Work instructions = Restate word for word the lines below from the one that has "Convert this screenshot" through the one that has "Transcribe this image's", keeping both and dropping all pictures.

**** Records for this exercise

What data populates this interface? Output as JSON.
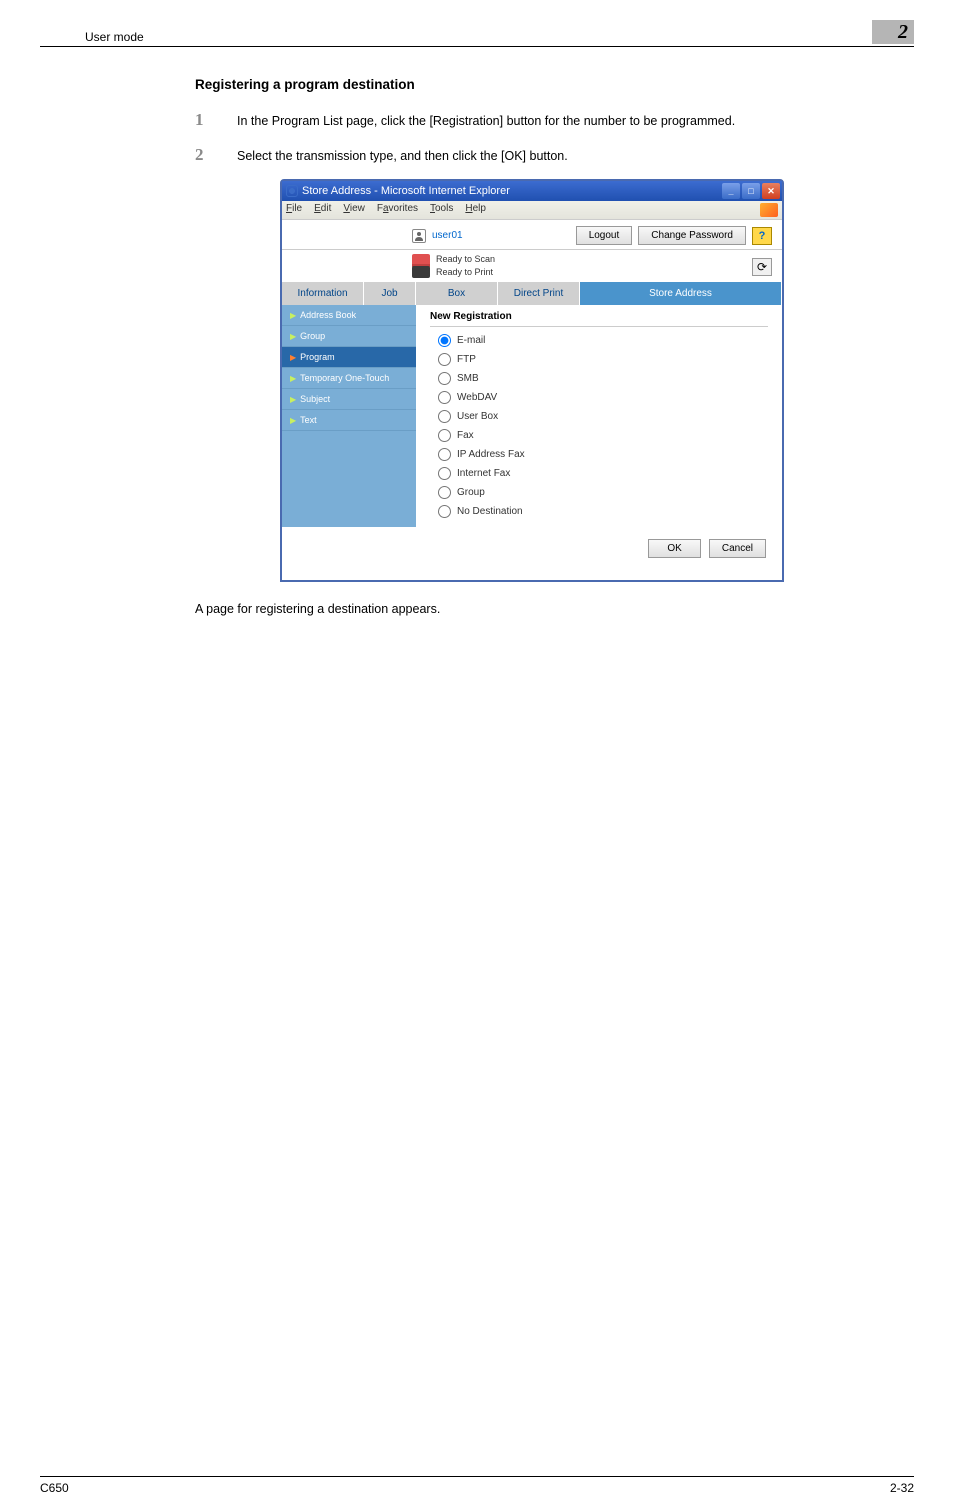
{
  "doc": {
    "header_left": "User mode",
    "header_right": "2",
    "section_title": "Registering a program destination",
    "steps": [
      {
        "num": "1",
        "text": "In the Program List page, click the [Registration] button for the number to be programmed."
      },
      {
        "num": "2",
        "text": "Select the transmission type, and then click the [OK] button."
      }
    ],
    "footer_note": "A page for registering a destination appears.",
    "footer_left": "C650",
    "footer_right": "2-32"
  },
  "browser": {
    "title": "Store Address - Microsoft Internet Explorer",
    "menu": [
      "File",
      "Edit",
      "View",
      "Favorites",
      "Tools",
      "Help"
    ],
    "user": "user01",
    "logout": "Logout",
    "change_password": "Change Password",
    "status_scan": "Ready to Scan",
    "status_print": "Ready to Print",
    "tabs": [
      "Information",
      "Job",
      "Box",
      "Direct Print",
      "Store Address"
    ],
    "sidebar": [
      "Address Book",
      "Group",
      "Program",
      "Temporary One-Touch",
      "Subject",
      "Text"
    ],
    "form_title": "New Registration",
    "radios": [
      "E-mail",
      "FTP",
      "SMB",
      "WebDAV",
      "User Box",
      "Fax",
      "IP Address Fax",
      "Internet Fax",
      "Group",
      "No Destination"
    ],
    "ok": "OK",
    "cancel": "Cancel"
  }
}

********
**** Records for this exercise

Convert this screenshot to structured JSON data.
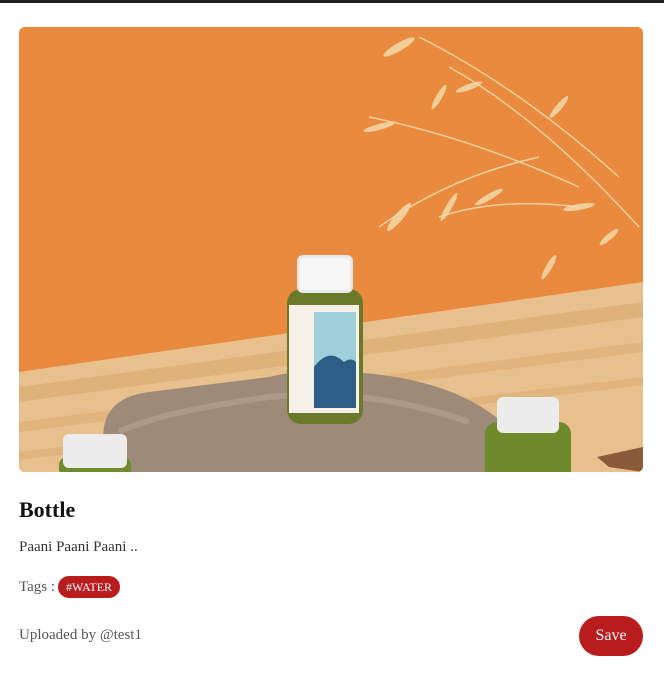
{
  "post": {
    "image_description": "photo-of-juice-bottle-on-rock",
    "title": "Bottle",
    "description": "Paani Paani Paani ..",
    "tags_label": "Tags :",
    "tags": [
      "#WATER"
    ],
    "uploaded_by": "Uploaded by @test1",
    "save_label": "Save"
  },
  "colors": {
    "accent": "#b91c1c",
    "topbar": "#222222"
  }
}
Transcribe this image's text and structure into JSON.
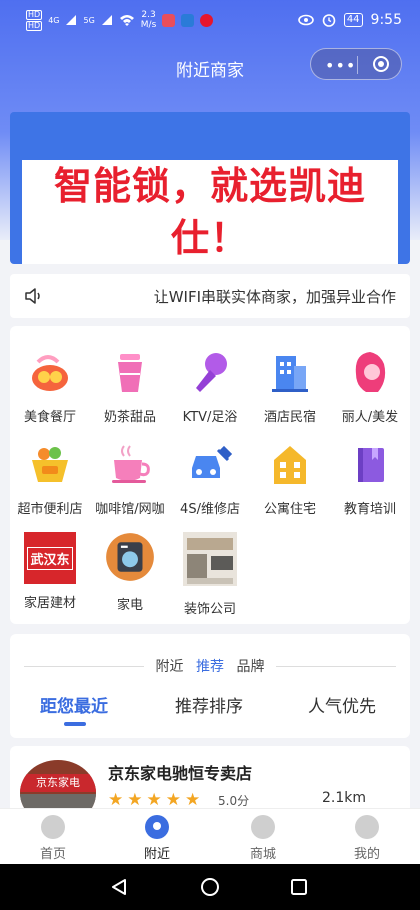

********

Solution to the problem =
Convert this screenshot to structured JSON data.
{
  "post": {
    "image_description": "photo-of-juice-bottle-on-rock",
    "title": "Bottle",
    "description": "Paani Paani Paani ..",
    "tags_label": "Tags :",
    "tags": [
      "#WATER"
    ],
    "uploaded_by": "Uploaded by @test1",
    "save_label": "Save"
  },
  "colors": {
    "accent": "#b91c1c",
    "topbar": "#222222"
  }
}
Transcribe this image's text and structure into JSON.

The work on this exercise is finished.